Problem to solve: Every single record needs to be restated word for word.

Input data:
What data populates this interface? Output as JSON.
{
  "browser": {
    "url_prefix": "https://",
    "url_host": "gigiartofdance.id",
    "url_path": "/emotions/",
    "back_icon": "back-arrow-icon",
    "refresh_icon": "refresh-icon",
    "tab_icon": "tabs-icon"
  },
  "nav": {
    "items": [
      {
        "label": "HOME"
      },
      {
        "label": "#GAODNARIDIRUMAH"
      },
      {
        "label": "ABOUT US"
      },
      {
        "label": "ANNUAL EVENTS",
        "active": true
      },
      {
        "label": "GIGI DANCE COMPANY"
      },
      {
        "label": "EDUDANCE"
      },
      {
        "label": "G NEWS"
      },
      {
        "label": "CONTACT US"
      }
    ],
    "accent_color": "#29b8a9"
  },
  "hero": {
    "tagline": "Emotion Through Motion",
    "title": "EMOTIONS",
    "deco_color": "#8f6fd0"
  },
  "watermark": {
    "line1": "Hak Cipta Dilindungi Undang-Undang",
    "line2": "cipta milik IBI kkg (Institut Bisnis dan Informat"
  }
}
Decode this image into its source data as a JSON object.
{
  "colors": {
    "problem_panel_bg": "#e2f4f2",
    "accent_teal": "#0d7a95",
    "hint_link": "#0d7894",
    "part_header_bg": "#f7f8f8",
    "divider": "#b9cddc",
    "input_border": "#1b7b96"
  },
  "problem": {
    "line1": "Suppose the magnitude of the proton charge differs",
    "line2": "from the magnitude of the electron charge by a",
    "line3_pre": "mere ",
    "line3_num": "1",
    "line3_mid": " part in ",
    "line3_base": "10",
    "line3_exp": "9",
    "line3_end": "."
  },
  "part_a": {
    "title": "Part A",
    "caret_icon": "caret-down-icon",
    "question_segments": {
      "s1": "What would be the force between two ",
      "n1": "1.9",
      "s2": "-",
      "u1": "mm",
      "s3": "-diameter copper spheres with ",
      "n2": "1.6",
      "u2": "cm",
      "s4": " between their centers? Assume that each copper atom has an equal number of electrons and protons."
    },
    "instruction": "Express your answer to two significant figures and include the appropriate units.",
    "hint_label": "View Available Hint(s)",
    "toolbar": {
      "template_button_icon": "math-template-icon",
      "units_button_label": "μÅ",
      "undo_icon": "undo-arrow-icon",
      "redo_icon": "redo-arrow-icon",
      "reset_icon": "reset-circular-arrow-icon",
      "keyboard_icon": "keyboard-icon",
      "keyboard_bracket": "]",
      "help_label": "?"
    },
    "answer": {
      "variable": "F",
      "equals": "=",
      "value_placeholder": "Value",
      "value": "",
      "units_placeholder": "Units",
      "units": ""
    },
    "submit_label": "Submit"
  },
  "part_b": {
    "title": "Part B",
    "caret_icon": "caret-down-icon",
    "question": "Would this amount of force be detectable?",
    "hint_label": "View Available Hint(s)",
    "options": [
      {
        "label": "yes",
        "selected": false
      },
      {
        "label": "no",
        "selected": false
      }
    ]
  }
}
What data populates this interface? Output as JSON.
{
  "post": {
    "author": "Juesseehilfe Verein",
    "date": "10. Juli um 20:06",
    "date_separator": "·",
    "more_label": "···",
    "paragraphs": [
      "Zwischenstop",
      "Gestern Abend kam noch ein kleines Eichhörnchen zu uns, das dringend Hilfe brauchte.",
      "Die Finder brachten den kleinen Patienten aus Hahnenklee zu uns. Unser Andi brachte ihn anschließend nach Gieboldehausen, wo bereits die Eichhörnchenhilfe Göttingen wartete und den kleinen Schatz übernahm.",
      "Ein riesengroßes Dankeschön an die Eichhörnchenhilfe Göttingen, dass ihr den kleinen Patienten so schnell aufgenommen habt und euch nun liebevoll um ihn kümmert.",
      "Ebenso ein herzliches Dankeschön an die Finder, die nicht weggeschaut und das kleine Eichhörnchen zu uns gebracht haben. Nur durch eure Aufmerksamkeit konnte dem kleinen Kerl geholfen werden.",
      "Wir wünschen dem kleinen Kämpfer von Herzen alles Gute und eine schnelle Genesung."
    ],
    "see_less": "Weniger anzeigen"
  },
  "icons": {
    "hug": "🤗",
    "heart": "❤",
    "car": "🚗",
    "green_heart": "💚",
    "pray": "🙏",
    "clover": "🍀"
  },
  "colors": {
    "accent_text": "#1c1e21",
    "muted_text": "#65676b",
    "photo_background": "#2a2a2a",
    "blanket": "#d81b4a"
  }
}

Solution to the exercise:
What data populates this interface? Output as JSON.
{
  "browser": {
    "url_prefix": "https://",
    "url_host": "gigiartofdance.id",
    "url_path": "/emotions/",
    "back_icon": "back-arrow-icon",
    "refresh_icon": "refresh-icon",
    "tab_icon": "tabs-icon"
  },
  "nav": {
    "items": [
      {
        "label": "HOME"
      },
      {
        "label": "#GAODNARIDIRUMAH"
      },
      {
        "label": "ABOUT US"
      },
      {
        "label": "ANNUAL EVENTS",
        "active": true
      },
      {
        "label": "GIGI DANCE COMPANY"
      },
      {
        "label": "EDUDANCE"
      },
      {
        "label": "G NEWS"
      },
      {
        "label": "CONTACT US"
      }
    ],
    "accent_color": "#29b8a9"
  },
  "hero": {
    "tagline": "Emotion Through Motion",
    "title": "EMOTIONS",
    "deco_color": "#8f6fd0"
  },
  "watermark": {
    "line1": "Hak Cipta Dilindungi Undang-Undang",
    "line2": "cipta milik IBI kkg (Institut Bisnis dan Informat"
  }
}
Decode this image into its source data as a JSON object.
{
  "colors": {
    "problem_panel_bg": "#e2f4f2",
    "accent_teal": "#0d7a95",
    "hint_link": "#0d7894",
    "part_header_bg": "#f7f8f8",
    "divider": "#b9cddc",
    "input_border": "#1b7b96"
  },
  "problem": {
    "line1": "Suppose the magnitude of the proton charge differs",
    "line2": "from the magnitude of the electron charge by a",
    "line3_pre": "mere ",
    "line3_num": "1",
    "line3_mid": " part in ",
    "line3_base": "10",
    "line3_exp": "9",
    "line3_end": "."
  },
  "part_a": {
    "title": "Part A",
    "caret_icon": "caret-down-icon",
    "question_segments": {
      "s1": "What would be the force between two ",
      "n1": "1.9",
      "s2": "-",
      "u1": "mm",
      "s3": "-diameter copper spheres with ",
      "n2": "1.6",
      "u2": "cm",
      "s4": " between their centers? Assume that each copper atom has an equal number of electrons and protons."
    },
    "instruction": "Express your answer to two significant figures and include the appropriate units.",
    "hint_label": "View Available Hint(s)",
    "toolbar": {
      "template_button_icon": "math-template-icon",
      "units_button_label": "μÅ",
      "undo_icon": "undo-arrow-icon",
      "redo_icon": "redo-arrow-icon",
      "reset_icon": "reset-circular-arrow-icon",
      "keyboard_icon": "keyboard-icon",
      "keyboard_bracket": "]",
      "help_label": "?"
    },
    "answer": {
      "variable": "F",
      "equals": "=",
      "value_placeholder": "Value",
      "value": "",
      "units_placeholder": "Units",
      "units": ""
    },
    "submit_label": "Submit"
  },
  "part_b": {
    "title": "Part B",
    "caret_icon": "caret-down-icon",
    "question": "Would this amount of force be detectable?",
    "hint_label": "View Available Hint(s)",
    "options": [
      {
        "label": "yes",
        "selected": false
      },
      {
        "label": "no",
        "selected": false
      }
    ]
  }
}
What data populates this interface? Output as JSON.
{
  "post": {
    "author": "Juesseehilfe Verein",
    "date": "10. Juli um 20:06",
    "date_separator": "·",
    "more_label": "···",
    "paragraphs": [
      "Zwischenstop",
      "Gestern Abend kam noch ein kleines Eichhörnchen zu uns, das dringend Hilfe brauchte.",
      "Die Finder brachten den kleinen Patienten aus Hahnenklee zu uns. Unser Andi brachte ihn anschließend nach Gieboldehausen, wo bereits die Eichhörnchenhilfe Göttingen wartete und den kleinen Schatz übernahm.",
      "Ein riesengroßes Dankeschön an die Eichhörnchenhilfe Göttingen, dass ihr den kleinen Patienten so schnell aufgenommen habt und euch nun liebevoll um ihn kümmert.",
      "Ebenso ein herzliches Dankeschön an die Finder, die nicht weggeschaut und das kleine Eichhörnchen zu uns gebracht haben. Nur durch eure Aufmerksamkeit konnte dem kleinen Kerl geholfen werden.",
      "Wir wünschen dem kleinen Kämpfer von Herzen alles Gute und eine schnelle Genesung."
    ],
    "see_less": "Weniger anzeigen"
  },
  "icons": {
    "hug": "🤗",
    "heart": "❤",
    "car": "🚗",
    "green_heart": "💚",
    "pray": "🙏",
    "clover": "🍀"
  },
  "colors": {
    "accent_text": "#1c1e21",
    "muted_text": "#65676b",
    "photo_background": "#2a2a2a",
    "blanket": "#d81b4a"
  }
}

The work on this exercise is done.